Cruise lines retreated after the national health agency, the Centers for Disease Control and Prevention, warned Americans against cruise travel, even if vaccinated. Almost 90 cruise ships have reported Covid cases. Norwegian fell 2.46 per cent, Carnival 1.25 per cent and Royal Caribbean 1.11 per cent.
A strong year looks likely to end on a subdued note. The more cautious of mind will note Wall Street will trade twice before the ASX reopens on Tuesday. The US has one last hurrah for 2021 tonight and goes straight back to work on Monday.

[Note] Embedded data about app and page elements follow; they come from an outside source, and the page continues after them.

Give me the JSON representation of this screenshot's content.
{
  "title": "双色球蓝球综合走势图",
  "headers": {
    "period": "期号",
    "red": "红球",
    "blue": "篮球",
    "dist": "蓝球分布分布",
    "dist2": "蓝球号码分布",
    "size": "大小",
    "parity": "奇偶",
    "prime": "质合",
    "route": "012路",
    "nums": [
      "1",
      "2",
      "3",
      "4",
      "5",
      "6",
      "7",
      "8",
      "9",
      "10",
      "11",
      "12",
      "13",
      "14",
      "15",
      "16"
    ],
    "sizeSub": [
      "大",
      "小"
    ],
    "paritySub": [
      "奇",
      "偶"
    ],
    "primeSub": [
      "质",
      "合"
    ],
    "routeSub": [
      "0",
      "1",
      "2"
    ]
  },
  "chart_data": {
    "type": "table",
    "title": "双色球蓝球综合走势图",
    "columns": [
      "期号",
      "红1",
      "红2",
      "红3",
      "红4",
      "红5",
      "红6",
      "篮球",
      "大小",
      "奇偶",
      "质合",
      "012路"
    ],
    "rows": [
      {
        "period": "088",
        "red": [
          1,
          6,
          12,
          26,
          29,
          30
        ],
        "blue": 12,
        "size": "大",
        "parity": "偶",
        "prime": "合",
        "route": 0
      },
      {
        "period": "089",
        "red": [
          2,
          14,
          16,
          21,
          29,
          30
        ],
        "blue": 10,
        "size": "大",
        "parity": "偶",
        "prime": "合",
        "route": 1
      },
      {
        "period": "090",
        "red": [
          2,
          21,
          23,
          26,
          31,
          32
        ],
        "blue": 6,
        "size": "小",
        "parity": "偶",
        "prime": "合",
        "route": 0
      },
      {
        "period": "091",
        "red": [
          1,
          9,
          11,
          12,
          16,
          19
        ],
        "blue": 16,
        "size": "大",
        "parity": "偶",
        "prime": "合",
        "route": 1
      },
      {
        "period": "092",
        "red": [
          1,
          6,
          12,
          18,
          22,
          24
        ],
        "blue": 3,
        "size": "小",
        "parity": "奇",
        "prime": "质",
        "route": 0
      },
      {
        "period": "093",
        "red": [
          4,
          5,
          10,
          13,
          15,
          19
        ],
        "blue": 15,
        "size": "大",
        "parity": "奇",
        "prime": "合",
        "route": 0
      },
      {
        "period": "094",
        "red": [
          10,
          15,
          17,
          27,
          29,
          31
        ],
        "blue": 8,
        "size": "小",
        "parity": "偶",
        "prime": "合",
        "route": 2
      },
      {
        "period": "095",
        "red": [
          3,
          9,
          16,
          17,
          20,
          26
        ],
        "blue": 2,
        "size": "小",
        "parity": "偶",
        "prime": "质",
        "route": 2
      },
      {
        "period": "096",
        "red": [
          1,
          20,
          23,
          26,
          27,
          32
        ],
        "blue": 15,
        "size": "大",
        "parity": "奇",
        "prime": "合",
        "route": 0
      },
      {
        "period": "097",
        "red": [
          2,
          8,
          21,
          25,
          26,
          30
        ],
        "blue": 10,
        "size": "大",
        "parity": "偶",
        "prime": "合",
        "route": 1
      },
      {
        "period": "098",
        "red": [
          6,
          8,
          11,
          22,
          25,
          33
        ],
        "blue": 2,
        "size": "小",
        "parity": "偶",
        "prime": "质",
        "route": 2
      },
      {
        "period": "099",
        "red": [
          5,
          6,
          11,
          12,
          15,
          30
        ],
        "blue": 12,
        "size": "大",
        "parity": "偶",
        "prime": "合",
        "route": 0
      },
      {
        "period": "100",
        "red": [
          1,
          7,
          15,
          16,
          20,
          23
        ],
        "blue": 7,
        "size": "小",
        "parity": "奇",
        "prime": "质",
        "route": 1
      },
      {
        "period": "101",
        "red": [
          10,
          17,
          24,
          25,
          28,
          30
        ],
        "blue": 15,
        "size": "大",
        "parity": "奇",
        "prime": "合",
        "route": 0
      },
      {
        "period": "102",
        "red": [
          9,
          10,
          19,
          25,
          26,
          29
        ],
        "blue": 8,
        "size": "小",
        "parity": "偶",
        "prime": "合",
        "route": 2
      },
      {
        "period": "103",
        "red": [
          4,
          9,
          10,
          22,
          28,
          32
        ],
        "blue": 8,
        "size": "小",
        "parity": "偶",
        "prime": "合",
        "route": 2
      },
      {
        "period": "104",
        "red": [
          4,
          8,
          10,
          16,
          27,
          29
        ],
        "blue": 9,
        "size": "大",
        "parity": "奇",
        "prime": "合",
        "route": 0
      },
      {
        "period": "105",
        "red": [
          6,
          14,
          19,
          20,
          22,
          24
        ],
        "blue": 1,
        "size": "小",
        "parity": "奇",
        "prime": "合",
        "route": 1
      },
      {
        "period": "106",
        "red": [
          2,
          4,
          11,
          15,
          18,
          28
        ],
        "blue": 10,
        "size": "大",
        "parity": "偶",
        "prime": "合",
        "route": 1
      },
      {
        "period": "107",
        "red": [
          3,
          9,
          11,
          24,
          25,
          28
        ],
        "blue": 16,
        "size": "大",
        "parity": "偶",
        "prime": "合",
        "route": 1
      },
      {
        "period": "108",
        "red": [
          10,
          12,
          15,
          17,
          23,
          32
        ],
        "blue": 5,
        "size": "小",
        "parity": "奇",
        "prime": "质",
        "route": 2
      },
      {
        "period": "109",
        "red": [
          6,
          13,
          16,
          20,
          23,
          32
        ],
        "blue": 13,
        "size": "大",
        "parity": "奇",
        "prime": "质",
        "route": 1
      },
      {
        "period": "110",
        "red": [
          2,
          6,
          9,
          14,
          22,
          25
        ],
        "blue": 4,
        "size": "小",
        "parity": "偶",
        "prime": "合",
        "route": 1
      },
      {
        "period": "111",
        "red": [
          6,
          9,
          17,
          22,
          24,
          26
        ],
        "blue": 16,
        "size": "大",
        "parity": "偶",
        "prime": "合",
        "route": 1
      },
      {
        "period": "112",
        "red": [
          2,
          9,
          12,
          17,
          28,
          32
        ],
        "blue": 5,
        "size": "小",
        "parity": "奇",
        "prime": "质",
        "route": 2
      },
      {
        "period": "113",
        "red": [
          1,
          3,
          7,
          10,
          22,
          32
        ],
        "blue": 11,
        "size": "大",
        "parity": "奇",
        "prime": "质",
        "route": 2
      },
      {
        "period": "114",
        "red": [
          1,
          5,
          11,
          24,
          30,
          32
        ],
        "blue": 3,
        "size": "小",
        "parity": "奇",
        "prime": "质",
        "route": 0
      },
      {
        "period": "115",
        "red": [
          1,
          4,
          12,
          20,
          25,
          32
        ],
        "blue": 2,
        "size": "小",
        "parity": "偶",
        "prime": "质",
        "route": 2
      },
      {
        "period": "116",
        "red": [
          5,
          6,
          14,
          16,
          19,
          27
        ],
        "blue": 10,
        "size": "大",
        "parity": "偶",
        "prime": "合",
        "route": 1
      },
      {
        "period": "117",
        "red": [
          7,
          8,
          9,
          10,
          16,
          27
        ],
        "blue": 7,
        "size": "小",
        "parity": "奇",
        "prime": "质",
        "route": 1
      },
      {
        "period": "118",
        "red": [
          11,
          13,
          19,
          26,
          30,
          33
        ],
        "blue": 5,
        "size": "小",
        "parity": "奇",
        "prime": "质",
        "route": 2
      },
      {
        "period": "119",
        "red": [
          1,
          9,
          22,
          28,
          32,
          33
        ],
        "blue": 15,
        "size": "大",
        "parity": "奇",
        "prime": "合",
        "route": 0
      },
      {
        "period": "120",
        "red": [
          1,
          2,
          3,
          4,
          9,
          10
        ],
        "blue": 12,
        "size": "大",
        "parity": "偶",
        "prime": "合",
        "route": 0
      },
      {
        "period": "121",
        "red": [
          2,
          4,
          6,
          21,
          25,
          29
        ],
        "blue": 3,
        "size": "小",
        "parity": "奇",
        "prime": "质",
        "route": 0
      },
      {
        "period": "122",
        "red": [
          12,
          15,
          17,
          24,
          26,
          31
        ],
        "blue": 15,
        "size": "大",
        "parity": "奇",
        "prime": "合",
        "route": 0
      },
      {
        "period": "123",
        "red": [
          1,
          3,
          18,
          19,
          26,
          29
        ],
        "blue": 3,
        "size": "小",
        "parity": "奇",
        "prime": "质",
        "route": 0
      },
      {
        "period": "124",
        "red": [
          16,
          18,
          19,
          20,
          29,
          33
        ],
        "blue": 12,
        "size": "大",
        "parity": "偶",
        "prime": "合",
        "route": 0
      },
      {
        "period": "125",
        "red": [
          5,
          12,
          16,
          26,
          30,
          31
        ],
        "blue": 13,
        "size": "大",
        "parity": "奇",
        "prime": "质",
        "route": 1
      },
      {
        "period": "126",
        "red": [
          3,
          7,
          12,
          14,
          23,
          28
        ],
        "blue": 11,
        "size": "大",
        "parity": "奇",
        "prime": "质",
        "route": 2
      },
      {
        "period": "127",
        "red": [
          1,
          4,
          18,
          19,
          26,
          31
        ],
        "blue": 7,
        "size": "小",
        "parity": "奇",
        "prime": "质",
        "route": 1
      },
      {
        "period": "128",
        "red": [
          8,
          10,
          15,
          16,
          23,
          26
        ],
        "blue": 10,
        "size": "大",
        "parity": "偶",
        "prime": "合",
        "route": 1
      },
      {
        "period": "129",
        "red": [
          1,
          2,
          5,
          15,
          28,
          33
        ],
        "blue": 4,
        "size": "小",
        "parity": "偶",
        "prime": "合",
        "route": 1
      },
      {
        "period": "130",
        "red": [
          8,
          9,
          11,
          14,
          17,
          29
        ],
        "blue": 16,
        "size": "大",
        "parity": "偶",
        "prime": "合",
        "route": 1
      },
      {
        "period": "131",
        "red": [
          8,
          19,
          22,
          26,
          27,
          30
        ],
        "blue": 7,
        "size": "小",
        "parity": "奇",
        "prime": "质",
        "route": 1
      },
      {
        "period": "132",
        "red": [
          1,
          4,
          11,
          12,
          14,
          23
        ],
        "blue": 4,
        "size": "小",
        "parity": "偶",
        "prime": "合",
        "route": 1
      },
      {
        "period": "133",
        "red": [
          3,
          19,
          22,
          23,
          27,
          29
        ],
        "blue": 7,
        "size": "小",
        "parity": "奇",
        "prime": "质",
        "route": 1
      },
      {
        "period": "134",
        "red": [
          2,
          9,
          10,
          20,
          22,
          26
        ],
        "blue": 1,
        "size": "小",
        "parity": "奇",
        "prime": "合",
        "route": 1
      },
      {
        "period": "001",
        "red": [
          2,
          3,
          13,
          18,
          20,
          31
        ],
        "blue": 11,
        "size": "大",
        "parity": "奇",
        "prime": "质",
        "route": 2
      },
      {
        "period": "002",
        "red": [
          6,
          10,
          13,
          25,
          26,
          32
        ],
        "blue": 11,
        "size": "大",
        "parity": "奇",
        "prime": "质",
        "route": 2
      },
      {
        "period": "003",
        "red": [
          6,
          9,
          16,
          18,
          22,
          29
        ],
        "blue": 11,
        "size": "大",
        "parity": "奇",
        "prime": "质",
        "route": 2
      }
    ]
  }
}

The S&P/ASX 200 is on a six-session win streak and appears likely to wrap up the year with an annual gain of around 14 per cent, give or take a few basis points.
Trading volumes today will be near or below Christmas Eve volumes, which at 279 million shares traded were the weakest of the year.

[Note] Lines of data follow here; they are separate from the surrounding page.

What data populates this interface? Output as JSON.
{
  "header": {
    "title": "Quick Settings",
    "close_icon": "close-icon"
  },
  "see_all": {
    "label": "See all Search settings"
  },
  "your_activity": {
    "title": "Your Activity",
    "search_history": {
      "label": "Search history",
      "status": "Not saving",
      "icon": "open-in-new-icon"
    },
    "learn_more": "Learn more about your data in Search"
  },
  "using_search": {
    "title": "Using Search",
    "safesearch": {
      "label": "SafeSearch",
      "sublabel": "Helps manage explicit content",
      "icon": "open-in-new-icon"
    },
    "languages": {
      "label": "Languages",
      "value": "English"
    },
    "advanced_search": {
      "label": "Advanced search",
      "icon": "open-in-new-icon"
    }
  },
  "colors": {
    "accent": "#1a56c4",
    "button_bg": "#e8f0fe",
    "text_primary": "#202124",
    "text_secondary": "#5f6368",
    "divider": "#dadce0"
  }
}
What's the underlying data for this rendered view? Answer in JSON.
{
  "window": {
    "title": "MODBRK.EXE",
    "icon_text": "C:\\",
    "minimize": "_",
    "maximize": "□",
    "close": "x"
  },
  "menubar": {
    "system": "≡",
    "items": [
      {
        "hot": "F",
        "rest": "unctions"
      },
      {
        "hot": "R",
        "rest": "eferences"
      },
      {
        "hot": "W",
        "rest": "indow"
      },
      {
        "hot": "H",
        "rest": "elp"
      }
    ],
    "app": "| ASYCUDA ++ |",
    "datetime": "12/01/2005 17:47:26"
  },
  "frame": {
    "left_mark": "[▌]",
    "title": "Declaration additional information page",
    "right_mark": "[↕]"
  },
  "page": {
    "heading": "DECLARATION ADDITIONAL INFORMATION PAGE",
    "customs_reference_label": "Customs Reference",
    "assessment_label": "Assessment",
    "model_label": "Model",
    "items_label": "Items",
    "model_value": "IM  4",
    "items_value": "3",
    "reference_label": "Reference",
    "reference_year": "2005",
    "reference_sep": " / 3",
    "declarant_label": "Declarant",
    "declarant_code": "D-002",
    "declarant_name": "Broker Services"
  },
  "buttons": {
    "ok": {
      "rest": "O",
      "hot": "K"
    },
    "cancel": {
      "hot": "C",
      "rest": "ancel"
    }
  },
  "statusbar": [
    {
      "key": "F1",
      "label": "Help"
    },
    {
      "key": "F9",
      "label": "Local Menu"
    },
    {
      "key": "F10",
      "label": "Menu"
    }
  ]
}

Much of the action this week has come at the speculative end of the market. The S&P/ASX Emerging Companies Index has rebounded strongly from its mid-November-to-early-December malaise. Yesterday’s rise lifted the index to within 2 per cent of last month’s all-time high.

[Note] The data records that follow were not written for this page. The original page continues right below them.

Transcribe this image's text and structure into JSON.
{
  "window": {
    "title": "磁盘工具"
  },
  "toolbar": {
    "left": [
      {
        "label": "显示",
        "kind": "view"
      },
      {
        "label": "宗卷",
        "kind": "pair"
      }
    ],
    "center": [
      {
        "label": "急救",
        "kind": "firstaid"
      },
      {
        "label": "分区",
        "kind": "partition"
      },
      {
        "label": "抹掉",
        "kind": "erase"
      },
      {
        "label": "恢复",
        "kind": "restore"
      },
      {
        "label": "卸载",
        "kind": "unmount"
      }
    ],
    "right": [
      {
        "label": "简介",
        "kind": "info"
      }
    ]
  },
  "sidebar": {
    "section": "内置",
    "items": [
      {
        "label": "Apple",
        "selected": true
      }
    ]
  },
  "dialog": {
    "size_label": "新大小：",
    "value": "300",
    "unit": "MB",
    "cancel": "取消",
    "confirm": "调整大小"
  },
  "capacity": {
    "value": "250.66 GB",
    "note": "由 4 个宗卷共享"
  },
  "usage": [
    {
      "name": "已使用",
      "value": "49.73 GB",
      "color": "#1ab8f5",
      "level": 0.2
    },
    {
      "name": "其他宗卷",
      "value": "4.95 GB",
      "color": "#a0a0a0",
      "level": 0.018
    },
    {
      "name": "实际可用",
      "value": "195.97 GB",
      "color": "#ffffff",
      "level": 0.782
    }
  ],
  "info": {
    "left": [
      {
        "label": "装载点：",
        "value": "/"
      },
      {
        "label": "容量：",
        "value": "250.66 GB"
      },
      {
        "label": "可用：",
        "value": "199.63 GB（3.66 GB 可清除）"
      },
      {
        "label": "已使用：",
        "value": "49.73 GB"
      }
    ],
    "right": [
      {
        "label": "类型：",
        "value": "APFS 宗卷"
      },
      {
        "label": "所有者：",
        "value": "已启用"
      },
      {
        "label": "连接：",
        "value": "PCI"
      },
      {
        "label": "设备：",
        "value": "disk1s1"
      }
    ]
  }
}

Overnight, Wall Street continued to position for a possible retrace once institutional traders return to their desks. The night’s best-performing sectors were defensive for a third straight session. Real estate gained 0.36 per cent, utilities 0.34 per cent and health 0.16 per cent.
Cyclical and growth sectors mostly ended lower. Energy shed 0.68 per cent, technology 0.68 per cent, materials 0.37 per cent and financials 0.26 per cent.
The domestic economic calendar is empty today. China releases monthly manufacturing and services-sector reports at 12 pm AEDT. There are no initial public listings scheduled today.
The dollar continued to hover around the 72.5 US cent level, lately down 0.1 per cent at 72.51 US cents.
Iron ore bounced off a two-week low. The most-traded contract on China’s Dalian Commodity Exchange rallied 2.4 per cent to US$106.59 a tonne.
While prices have steadied in recent weeks, ore is on track for an annual loss of around 10 per cent after China slapped pollution controls on steel mills. Prices peaked in May at almost twice current levels. Strict Covid controls and wobbles in China’s property sector have also curbed demand.
BHP and Rio Tinto finished mixed in overseas action. BHP‘s US-listed stock edged up 0.05 per cent after its UK-listed stock eased 0.25 per cent. Rio Tinto put on 1 per cent in the US and 1.12 per cent in the UK.
Oil eked out a seventh straight advance in the US, supported by falling US inventories and fading concerns about a demand hit from omicron. West Texas Intermediate rallied 43 US cents or 0.6 per cent to US$76.99 a barrel. Brent crude settled nine US cents or 0.1 per cent ahead at US$79.32.
“We’ve got oil prices showing some real strength into the end of the year and part of that is easing omicron fear and part of that is falling U.S. inventories,” Matt Smith, analyst at data and analytics firm Kplr, told MarketWatch.
Gold shrugged off a rising greenback as a dip in treasury yields encouraged investors to seek other stores of wealth. Metal for February delivery settled US$8.30 or 0.5 per cent ahead at US$1,814.10 an ounce. The NYSE Arca Gold Bugs Index rallied 1.89 per cent.
Copper declined for a second session. US-traded copper for March delivery eased two cents or 0.5 per cent to US$4.3925 a pound on Comex.